### TASK TO CARRY OUT
Gather every line from the entries below that includes "user".

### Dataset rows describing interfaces
------------------------------------------------------------

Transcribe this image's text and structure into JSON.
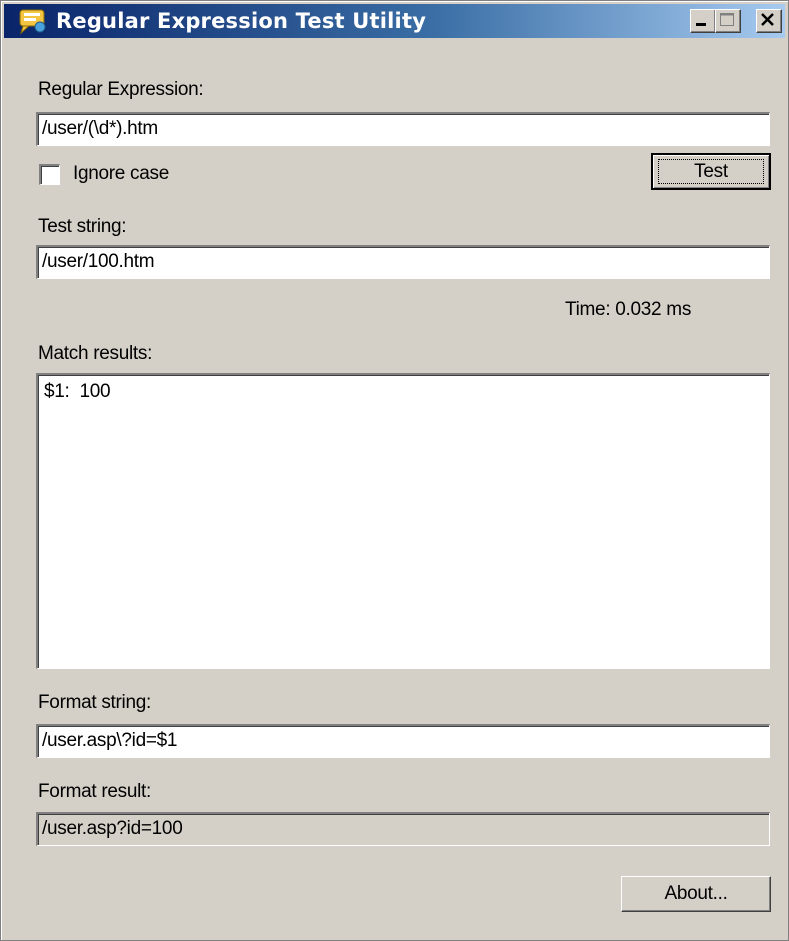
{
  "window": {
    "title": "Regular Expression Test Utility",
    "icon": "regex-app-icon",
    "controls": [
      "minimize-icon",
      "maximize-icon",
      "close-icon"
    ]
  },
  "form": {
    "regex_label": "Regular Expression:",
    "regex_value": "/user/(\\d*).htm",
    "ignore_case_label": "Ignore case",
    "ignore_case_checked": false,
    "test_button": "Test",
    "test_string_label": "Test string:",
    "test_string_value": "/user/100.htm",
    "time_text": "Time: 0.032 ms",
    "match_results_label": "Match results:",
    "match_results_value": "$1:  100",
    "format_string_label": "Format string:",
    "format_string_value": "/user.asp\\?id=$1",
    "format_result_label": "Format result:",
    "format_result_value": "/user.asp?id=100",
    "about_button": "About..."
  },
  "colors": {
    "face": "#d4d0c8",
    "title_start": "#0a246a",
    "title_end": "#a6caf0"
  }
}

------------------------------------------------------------

### SOLVED EXERCISE
    "regex_value": "/user/(\\d*).htm",
    "test_string_value": "/user/100.htm",
    "format_string_value": "/user.asp\\?id=$1",
    "format_result_value": "/user.asp?id=100",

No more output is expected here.